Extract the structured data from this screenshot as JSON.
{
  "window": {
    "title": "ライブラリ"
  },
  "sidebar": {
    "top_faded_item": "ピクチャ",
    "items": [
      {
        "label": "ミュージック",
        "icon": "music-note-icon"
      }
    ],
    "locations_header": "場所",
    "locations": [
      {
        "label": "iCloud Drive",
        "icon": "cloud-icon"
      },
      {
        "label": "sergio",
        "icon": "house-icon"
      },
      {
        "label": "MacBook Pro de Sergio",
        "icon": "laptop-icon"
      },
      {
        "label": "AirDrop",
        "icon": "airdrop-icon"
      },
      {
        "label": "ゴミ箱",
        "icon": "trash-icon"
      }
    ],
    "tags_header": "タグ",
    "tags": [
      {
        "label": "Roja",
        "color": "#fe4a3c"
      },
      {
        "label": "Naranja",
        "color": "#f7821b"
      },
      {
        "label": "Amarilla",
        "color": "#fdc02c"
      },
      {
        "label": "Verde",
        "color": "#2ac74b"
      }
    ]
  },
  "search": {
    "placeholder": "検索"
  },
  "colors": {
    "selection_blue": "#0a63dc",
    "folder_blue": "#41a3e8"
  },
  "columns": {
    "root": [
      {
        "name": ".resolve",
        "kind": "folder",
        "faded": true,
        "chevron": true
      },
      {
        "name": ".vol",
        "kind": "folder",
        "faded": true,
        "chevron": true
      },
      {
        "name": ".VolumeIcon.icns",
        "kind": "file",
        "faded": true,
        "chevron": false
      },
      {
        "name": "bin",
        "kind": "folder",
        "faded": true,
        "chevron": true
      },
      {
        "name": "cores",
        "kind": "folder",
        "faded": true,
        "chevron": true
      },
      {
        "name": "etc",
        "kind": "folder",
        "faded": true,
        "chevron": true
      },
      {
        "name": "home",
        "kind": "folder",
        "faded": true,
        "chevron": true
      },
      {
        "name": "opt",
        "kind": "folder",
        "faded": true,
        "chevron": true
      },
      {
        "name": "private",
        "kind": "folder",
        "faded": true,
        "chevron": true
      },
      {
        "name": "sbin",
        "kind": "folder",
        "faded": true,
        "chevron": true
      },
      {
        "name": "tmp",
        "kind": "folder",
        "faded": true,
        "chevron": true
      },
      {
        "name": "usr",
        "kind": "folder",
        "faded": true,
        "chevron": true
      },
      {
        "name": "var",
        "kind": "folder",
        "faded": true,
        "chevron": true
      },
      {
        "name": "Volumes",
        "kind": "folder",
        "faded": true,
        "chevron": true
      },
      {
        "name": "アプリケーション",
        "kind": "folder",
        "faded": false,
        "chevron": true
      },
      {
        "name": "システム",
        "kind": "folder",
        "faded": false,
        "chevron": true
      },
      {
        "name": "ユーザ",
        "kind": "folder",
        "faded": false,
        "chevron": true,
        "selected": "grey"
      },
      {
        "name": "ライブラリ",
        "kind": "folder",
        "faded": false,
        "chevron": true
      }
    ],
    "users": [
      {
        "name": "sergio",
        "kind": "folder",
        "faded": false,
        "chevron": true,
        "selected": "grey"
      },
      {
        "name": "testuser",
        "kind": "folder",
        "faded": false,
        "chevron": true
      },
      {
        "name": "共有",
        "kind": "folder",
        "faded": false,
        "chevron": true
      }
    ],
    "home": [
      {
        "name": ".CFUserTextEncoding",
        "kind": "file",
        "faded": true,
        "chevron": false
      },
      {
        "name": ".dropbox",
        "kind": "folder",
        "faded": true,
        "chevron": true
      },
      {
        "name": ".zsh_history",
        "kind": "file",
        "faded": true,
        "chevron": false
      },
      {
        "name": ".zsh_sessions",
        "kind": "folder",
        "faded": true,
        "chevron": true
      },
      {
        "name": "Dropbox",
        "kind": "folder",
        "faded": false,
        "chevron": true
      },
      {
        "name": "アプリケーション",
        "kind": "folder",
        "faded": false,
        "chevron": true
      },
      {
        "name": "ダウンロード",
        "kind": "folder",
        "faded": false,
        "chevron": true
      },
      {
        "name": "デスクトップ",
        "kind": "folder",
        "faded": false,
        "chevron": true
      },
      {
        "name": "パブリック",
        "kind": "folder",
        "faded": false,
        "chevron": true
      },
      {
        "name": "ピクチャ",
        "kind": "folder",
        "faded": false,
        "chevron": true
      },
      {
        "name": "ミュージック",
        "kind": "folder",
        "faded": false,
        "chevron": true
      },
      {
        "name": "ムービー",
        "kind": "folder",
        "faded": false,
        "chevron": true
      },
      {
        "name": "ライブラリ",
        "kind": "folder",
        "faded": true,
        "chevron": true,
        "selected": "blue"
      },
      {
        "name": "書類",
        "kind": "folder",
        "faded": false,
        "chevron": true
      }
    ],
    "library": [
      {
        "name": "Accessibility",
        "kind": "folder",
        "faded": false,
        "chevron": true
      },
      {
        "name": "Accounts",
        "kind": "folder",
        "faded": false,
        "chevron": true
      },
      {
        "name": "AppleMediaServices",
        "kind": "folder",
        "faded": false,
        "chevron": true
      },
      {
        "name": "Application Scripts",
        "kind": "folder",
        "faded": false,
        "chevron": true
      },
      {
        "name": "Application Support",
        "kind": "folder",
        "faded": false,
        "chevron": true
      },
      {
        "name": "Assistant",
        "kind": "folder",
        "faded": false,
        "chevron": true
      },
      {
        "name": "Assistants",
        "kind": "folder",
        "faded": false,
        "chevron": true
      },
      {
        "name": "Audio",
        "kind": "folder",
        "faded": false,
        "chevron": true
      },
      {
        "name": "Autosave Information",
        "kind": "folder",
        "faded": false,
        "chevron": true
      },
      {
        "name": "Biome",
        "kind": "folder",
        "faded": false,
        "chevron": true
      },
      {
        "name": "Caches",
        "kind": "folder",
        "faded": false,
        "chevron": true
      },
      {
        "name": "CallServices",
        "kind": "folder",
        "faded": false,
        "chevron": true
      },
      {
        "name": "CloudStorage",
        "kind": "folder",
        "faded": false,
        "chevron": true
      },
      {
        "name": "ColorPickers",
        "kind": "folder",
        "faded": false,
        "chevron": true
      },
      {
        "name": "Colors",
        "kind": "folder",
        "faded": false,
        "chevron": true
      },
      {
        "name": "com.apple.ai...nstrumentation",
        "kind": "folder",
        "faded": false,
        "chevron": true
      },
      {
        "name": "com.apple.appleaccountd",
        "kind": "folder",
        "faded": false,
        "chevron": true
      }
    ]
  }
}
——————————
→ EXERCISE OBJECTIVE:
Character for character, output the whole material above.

→ ANSWER SPACE:
Extract the structured data from this screenshot as JSON.
{
  "window": {
    "title": "ライブラリ"
  },
  "sidebar": {
    "top_faded_item": "ピクチャ",
    "items": [
      {
        "label": "ミュージック",
        "icon": "music-note-icon"
      }
    ],
    "locations_header": "場所",
    "locations": [
      {
        "label": "iCloud Drive",
        "icon": "cloud-icon"
      },
      {
        "label": "sergio",
        "icon": "house-icon"
      },
      {
        "label": "MacBook Pro de Sergio",
        "icon": "laptop-icon"
      },
      {
        "label": "AirDrop",
        "icon": "airdrop-icon"
      },
      {
        "label": "ゴミ箱",
        "icon": "trash-icon"
      }
    ],
    "tags_header": "タグ",
    "tags": [
      {
        "label": "Roja",
        "color": "#fe4a3c"
      },
      {
        "label": "Naranja",
        "color": "#f7821b"
      },
      {
        "label": "Amarilla",
        "color": "#fdc02c"
      },
      {
        "label": "Verde",
        "color": "#2ac74b"
      }
    ]
  },
  "search": {
    "placeholder": "検索"
  },
  "colors": {
    "selection_blue": "#0a63dc",
    "folder_blue": "#41a3e8"
  },
  "columns": {
    "root": [
      {
        "name": ".resolve",
        "kind": "folder",
        "faded": true,
        "chevron": true
      },
      {
        "name": ".vol",
        "kind": "folder",
        "faded": true,
        "chevron": true
      },
      {
        "name": ".VolumeIcon.icns",
        "kind": "file",
        "faded": true,
        "chevron": false
      },
      {
        "name": "bin",
        "kind": "folder",
        "faded": true,
        "chevron": true
      },
      {
        "name": "cores",
        "kind": "folder",
        "faded": true,
        "chevron": true
      },
      {
        "name": "etc",
        "kind": "folder",
        "faded": true,
        "chevron": true
      },
      {
        "name": "home",
        "kind": "folder",
        "faded": true,
        "chevron": true
      },
      {
        "name": "opt",
        "kind": "folder",
        "faded": true,
        "chevron": true
      },
      {
        "name": "private",
        "kind": "folder",
        "faded": true,
        "chevron": true
      },
      {
        "name": "sbin",
        "kind": "folder",
        "faded": true,
        "chevron": true
      },
      {
        "name": "tmp",
        "kind": "folder",
        "faded": true,
        "chevron": true
      },
      {
        "name": "usr",
        "kind": "folder",
        "faded": true,
        "chevron": true
      },
      {
        "name": "var",
        "kind": "folder",
        "faded": true,
        "chevron": true
      },
      {
        "name": "Volumes",
        "kind": "folder",
        "faded": true,
        "chevron": true
      },
      {
        "name": "アプリケーション",
        "kind": "folder",
        "faded": false,
        "chevron": true
      },
      {
        "name": "システム",
        "kind": "folder",
        "faded": false,
        "chevron": true
      },
      {
        "name": "ユーザ",
        "kind": "folder",
        "faded": false,
        "chevron": true,
        "selected": "grey"
      },
      {
        "name": "ライブラリ",
        "kind": "folder",
        "faded": false,
        "chevron": true
      }
    ],
    "users": [
      {
        "name": "sergio",
        "kind": "folder",
        "faded": false,
        "chevron": true,
        "selected": "grey"
      },
      {
        "name": "testuser",
        "kind": "folder",
        "faded": false,
        "chevron": true
      },
      {
        "name": "共有",
        "kind": "folder",
        "faded": false,
        "chevron": true
      }
    ],
    "home": [
      {
        "name": ".CFUserTextEncoding",
        "kind": "file",
        "faded": true,
        "chevron": false
      },
      {
        "name": ".dropbox",
        "kind": "folder",
        "faded": true,
        "chevron": true
      },
      {
        "name": ".zsh_history",
        "kind": "file",
        "faded": true,
        "chevron": false
      },
      {
        "name": ".zsh_sessions",
        "kind": "folder",
        "faded": true,
        "chevron": true
      },
      {
        "name": "Dropbox",
        "kind": "folder",
        "faded": false,
        "chevron": true
      },
      {
        "name": "アプリケーション",
        "kind": "folder",
        "faded": false,
        "chevron": true
      },
      {
        "name": "ダウンロード",
        "kind": "folder",
        "faded": false,
        "chevron": true
      },
      {
        "name": "デスクトップ",
        "kind": "folder",
        "faded": false,
        "chevron": true
      },
      {
        "name": "パブリック",
        "kind": "folder",
        "faded": false,
        "chevron": true
      },
      {
        "name": "ピクチャ",
        "kind": "folder",
        "faded": false,
        "chevron": true
      },
      {
        "name": "ミュージック",
        "kind": "folder",
        "faded": false,
        "chevron": true
      },
      {
        "name": "ムービー",
        "kind": "folder",
        "faded": false,
        "chevron": true
      },
      {
        "name": "ライブラリ",
        "kind": "folder",
        "faded": true,
        "chevron": true,
        "selected": "blue"
      },
      {
        "name": "書類",
        "kind": "folder",
        "faded": false,
        "chevron": true
      }
    ],
    "library": [
      {
        "name": "Accessibility",
        "kind": "folder",
        "faded": false,
        "chevron": true
      },
      {
        "name": "Accounts",
        "kind": "folder",
        "faded": false,
        "chevron": true
      },
      {
        "name": "AppleMediaServices",
        "kind": "folder",
        "faded": false,
        "chevron": true
      },
      {
        "name": "Application Scripts",
        "kind": "folder",
        "faded": false,
        "chevron": true
      },
      {
        "name": "Application Support",
        "kind": "folder",
        "faded": false,
        "chevron": true
      },
      {
        "name": "Assistant",
        "kind": "folder",
        "faded": false,
        "chevron": true
      },
      {
        "name": "Assistants",
        "kind": "folder",
        "faded": false,
        "chevron": true
      },
      {
        "name": "Audio",
        "kind": "folder",
        "faded": false,
        "chevron": true
      },
      {
        "name": "Autosave Information",
        "kind": "folder",
        "faded": false,
        "chevron": true
      },
      {
        "name": "Biome",
        "kind": "folder",
        "faded": false,
        "chevron": true
      },
      {
        "name": "Caches",
        "kind": "folder",
        "faded": false,
        "chevron": true
      },
      {
        "name": "CallServices",
        "kind": "folder",
        "faded": false,
        "chevron": true
      },
      {
        "name": "CloudStorage",
        "kind": "folder",
        "faded": false,
        "chevron": true
      },
      {
        "name": "ColorPickers",
        "kind": "folder",
        "faded": false,
        "chevron": true
      },
      {
        "name": "Colors",
        "kind": "folder",
        "faded": false,
        "chevron": true
      },
      {
        "name": "com.apple.ai...nstrumentation",
        "kind": "folder",
        "faded": false,
        "chevron": true
      },
      {
        "name": "com.apple.appleaccountd",
        "kind": "folder",
        "faded": false,
        "chevron": true
      }
    ]
  }
}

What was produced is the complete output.